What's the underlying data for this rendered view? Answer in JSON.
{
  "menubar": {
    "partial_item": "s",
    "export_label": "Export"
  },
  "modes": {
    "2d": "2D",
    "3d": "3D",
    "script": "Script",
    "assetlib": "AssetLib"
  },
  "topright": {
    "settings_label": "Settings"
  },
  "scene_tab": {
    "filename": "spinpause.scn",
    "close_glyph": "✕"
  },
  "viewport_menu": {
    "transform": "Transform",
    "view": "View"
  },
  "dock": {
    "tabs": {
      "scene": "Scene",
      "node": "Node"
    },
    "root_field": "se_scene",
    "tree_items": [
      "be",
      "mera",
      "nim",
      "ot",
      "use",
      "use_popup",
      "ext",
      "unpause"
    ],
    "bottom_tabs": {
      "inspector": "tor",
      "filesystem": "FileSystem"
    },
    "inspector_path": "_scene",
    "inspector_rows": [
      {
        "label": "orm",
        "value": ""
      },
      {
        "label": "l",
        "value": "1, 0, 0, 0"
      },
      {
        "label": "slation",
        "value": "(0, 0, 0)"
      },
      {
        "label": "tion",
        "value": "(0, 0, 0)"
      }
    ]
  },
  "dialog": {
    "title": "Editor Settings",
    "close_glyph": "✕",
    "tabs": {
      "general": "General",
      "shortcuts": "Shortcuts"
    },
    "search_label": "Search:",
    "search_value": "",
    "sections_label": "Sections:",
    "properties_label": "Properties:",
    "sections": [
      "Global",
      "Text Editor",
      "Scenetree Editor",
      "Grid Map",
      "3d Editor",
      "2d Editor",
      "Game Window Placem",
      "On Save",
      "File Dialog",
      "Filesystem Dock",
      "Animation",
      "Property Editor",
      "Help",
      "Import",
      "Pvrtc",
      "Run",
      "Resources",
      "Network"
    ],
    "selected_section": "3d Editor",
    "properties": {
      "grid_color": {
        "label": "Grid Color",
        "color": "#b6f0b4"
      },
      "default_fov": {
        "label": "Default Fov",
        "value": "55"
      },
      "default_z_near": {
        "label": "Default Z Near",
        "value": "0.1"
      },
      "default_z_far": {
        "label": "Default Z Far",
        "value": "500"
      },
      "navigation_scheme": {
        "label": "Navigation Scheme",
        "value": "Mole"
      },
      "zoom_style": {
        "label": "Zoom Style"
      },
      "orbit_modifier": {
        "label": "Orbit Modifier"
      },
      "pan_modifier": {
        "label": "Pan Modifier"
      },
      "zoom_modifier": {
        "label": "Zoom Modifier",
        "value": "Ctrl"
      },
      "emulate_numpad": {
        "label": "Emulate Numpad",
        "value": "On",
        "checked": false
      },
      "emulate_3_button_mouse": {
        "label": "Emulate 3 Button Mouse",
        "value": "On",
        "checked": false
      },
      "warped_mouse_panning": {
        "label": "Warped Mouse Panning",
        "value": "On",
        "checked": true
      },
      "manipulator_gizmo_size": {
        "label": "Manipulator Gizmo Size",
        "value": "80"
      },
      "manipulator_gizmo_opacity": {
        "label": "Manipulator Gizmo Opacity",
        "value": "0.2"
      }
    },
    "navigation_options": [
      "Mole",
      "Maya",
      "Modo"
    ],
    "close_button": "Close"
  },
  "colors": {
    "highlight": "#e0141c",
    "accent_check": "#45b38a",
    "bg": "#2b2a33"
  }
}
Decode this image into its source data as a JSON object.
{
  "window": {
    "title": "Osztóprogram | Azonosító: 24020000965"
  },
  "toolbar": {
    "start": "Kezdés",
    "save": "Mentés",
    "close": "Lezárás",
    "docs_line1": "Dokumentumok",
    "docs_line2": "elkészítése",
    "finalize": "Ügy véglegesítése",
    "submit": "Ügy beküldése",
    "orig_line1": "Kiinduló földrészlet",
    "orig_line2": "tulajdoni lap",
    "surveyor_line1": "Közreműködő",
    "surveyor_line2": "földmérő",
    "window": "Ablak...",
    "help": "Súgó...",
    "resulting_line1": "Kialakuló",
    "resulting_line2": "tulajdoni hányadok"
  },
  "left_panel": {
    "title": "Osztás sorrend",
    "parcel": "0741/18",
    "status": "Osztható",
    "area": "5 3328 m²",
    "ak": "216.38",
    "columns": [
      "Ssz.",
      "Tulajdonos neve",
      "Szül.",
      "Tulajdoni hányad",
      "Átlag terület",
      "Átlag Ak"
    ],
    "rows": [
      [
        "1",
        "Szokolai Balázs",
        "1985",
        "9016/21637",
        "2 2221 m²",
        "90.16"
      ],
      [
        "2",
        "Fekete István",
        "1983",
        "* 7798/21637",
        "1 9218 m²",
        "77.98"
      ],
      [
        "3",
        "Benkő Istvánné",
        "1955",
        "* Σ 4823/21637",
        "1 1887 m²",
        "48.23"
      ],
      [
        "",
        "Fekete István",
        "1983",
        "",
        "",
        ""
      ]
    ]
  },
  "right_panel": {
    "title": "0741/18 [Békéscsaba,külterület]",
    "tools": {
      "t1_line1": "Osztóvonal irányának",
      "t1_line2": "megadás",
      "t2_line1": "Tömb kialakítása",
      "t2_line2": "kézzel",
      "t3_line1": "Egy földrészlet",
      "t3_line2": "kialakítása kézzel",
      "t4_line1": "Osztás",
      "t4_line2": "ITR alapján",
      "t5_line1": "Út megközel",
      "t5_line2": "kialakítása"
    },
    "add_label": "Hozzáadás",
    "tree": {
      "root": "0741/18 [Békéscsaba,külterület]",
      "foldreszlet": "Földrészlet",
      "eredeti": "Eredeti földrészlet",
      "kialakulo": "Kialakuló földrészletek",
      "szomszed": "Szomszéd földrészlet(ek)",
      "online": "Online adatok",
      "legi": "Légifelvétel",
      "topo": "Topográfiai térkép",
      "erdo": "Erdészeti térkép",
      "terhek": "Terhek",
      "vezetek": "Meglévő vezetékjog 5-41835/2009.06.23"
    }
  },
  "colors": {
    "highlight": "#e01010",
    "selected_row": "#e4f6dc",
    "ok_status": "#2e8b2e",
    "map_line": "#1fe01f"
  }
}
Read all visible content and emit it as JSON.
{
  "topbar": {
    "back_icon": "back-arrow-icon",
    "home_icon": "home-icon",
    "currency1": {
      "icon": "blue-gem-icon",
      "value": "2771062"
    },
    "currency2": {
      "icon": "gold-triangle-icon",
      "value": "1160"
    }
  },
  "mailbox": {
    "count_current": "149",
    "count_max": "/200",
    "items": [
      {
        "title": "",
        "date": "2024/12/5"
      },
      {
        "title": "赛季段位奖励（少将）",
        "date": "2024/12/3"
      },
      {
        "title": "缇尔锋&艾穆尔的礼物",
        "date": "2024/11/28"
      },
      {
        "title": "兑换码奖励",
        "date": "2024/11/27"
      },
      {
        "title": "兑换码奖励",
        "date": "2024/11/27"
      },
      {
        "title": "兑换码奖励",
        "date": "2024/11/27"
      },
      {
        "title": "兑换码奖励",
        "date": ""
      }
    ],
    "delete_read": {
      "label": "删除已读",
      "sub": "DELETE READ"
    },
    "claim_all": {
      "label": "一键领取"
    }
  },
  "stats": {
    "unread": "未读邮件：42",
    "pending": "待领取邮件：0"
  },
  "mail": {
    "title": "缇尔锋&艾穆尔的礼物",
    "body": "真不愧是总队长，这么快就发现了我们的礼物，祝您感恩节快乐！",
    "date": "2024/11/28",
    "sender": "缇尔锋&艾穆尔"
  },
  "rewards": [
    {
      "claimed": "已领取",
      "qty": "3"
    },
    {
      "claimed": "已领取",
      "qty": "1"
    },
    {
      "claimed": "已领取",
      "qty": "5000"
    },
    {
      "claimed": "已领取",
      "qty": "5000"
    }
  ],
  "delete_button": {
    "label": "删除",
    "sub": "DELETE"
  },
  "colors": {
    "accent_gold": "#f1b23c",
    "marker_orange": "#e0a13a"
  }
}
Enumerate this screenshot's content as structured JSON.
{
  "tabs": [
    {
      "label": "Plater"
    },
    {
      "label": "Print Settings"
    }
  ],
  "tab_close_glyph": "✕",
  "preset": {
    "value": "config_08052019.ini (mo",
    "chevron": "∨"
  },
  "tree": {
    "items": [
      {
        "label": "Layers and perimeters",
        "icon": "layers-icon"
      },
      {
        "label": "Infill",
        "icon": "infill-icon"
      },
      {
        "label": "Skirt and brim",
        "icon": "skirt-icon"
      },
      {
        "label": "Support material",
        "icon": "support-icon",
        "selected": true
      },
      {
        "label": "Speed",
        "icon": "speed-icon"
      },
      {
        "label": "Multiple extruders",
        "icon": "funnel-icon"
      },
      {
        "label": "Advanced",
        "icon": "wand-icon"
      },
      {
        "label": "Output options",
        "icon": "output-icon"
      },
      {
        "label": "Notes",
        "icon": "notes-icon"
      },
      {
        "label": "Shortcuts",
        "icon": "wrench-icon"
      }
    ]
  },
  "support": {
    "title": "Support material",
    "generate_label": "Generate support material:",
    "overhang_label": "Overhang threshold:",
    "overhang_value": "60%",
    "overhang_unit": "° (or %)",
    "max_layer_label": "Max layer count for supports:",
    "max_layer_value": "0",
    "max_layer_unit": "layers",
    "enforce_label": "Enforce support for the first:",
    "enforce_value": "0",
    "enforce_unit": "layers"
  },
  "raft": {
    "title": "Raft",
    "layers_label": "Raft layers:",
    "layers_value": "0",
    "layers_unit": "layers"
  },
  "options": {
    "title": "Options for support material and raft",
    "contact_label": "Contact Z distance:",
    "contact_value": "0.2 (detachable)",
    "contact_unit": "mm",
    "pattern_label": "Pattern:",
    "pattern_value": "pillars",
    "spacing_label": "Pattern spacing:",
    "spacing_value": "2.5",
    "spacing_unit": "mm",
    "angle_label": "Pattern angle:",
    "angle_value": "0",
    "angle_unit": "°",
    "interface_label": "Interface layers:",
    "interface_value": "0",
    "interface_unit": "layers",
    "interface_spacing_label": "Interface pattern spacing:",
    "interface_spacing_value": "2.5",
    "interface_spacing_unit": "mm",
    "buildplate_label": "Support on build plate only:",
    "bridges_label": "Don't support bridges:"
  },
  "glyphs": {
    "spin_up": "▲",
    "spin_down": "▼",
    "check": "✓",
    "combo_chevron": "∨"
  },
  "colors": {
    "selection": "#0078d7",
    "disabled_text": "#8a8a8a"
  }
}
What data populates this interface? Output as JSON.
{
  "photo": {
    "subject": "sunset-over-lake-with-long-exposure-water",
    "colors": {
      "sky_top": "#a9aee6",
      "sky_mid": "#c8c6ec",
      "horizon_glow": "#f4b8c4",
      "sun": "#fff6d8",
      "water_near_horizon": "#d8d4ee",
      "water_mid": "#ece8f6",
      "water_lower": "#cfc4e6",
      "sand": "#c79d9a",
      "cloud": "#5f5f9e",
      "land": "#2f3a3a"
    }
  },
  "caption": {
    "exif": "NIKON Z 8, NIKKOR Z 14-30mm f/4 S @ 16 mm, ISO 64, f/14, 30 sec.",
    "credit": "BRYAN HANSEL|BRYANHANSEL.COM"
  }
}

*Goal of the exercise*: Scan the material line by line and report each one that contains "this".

*Task result*:
What's the underlying data for this rendered view? Answer in JSON.
Decode this image into its source data as a JSON object.
Enumerate this screenshot's content as structured JSON.
What data populates this interface? Output as JSON.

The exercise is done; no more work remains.